Sam Pearson was a student at Monte Del Sol Charter School in Santa Fe, NM. He didn't want to be in high school anymore. So he dropped out. Sam made this story in 2010 when he was 17 years old, for the Youth Media Project in Santa Fe.
6. Caitlin Garing, 'Life After High School,' Alaska Teen Media Institute http://www.prx.org/pieces/4662-think-piece-on-life-after-high-school
More than a third of public high school graduates don't go to college. One anxious mother doesn't know what her son plans to do. So she hires a hard–boiled private detective to find out. Caitlin Garing was a senior in high school when she created this noir–inspired radio play for the Alaska Teen Media Institute.

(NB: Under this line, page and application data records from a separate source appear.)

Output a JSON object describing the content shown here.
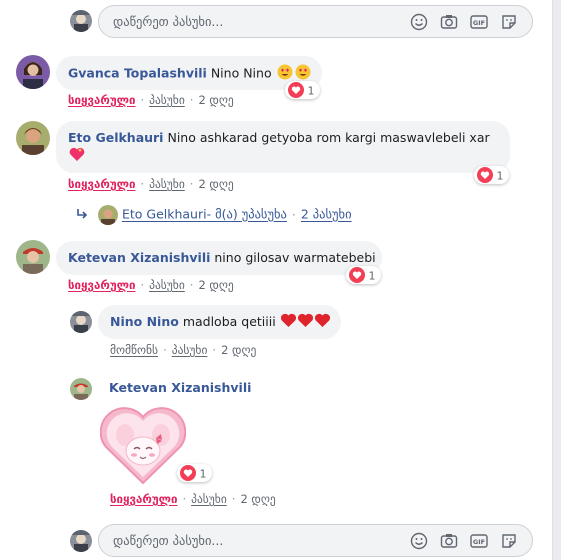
{
  "input_placeholder": "დაწერეთ პასუხი...",
  "actions": {
    "like": "სიყვარული",
    "like_plain": "მომწონს",
    "reply": "პასუხი",
    "time": "2 დღე"
  },
  "comments": [
    {
      "author": "Gvanca Topalashvili",
      "text": "Nino Nino",
      "reaction_count": "1"
    },
    {
      "author": "Eto Gelkhauri",
      "text": "Nino ashkarad getyoba rom kargi maswavlebeli xar",
      "reaction_count": "1",
      "reply_summary": {
        "author": "Eto Gelkhauri",
        "suffix": "- მ(ა) უპასუხა",
        "count": "2 პასუხი"
      }
    },
    {
      "author": "Ketevan Xizanishvili",
      "text": "nino gilosav warmatebebi",
      "reaction_count": "1",
      "replies": [
        {
          "author": "Nino Nino",
          "text": "madloba qetiiii"
        },
        {
          "author": "Ketevan Xizanishvili",
          "sticker": "heart-bunny-sticker",
          "reaction_count": "1"
        }
      ]
    }
  ],
  "colors": {
    "link": "#385898",
    "love": "#e0245e",
    "bubble": "#f2f3f5"
  }
}
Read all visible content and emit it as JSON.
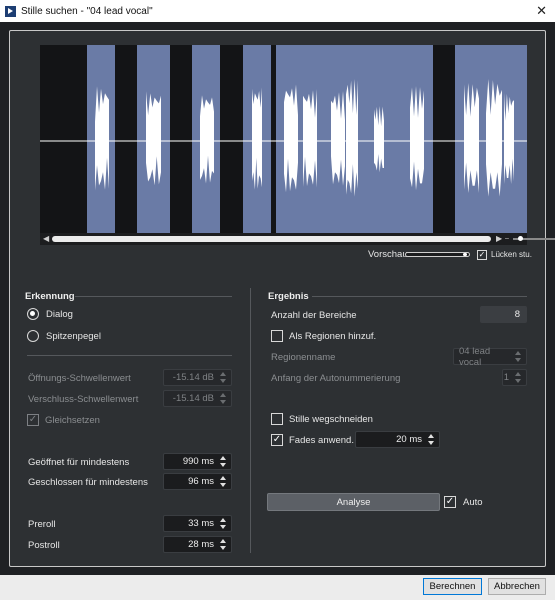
{
  "window": {
    "title": "Stille suchen - \"04 lead vocal\"",
    "close_glyph": "✕",
    "app_icon": "play-icon"
  },
  "waveform": {
    "regions": 8,
    "preview_label": "Vorschau",
    "gaps_label": "Lücken stu.",
    "gaps_checked": true,
    "preview_level": 0.9,
    "colors": {
      "background": "#131416",
      "region": "#6a7ba6",
      "wave": "#ffffff"
    }
  },
  "detection": {
    "title": "Erkennung",
    "mode_dialog": "Dialog",
    "mode_peak": "Spitzenpegel",
    "selected_mode": "Dialog",
    "open_threshold_label": "Öffnungs-Schwellenwert",
    "open_threshold_value": "-15.14 dB",
    "close_threshold_label": "Verschluss-Schwellenwert",
    "close_threshold_value": "-15.14 dB",
    "equalize_label": "Gleichsetzen",
    "equalize_checked": true,
    "min_open_label": "Geöffnet für mindestens",
    "min_open_value": "990 ms",
    "min_closed_label": "Geschlossen für mindestens",
    "min_closed_value": "96 ms",
    "preroll_label": "Preroll",
    "preroll_value": "33 ms",
    "postroll_label": "Postroll",
    "postroll_value": "28 ms"
  },
  "result": {
    "title": "Ergebnis",
    "count_label": "Anzahl der Bereiche",
    "count_value": "8",
    "as_regions_label": "Als Regionen hinzuf.",
    "as_regions_checked": false,
    "region_name_label": "Regionenname",
    "region_name_value": "04 lead vocal",
    "numbering_label": "Anfang der Autonummerierung",
    "numbering_value": "1",
    "cut_silence_label": "Stille wegschneiden",
    "cut_silence_checked": false,
    "fades_label": "Fades anwend.",
    "fades_checked": true,
    "fades_value": "20 ms",
    "analyse_label": "Analyse",
    "auto_label": "Auto",
    "auto_checked": true
  },
  "footer": {
    "calculate_label": "Berechnen",
    "cancel_label": "Abbrechen"
  }
}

7. Lena Eckert–Erdheim, 'Making It Out Of High School' Youth Noise Network http://www.prx.org/pieces/17755-making-it-out-of-high-school
Lena Eckert–Erdheim asked fellow seniors at Durham School of the Arts what they planned to do after high school. Go to college or become a hobo? Hmm, tough choice. Lena made this story for Youth Noise Network (YNN) at the Center for Documentary Studies at Duke University. YNN is now part of SpiritHouse. (Lena went to college.)
8. Tirhas Kibrzghi, 'Students Vs. SATs' WAMU's Youth Voices http://www.prx.org/pieces/26721-students-vs-sats
Each year, the SAT test strikes fear into the hearts of about 1.5 million high school students. Colleges use SAT scores to make admissions decisions, but many high school students say the test carries too much weight. WAMU's Youth Voices reporter Tirhas Kibrzghi takes us inside a testing center near Washington, DC.
9. Claudia Villa, 'The Kids Who Got Out: My Graduation Day' KRCB Voice of Youth http://www.prx.org/pieces/11654-the-kids-who-got-out-my-graduation-dayWe spend graduation day with Claudia Villa. She went to the Clean and Sober school for kids with substance abuse issues, and graduated with teen moms, probation camp kids, and the rest of Sonoma County's Alternative Ed class of 2006. Claudia made this story when she was 18 years old for KRCB Voice of Youth.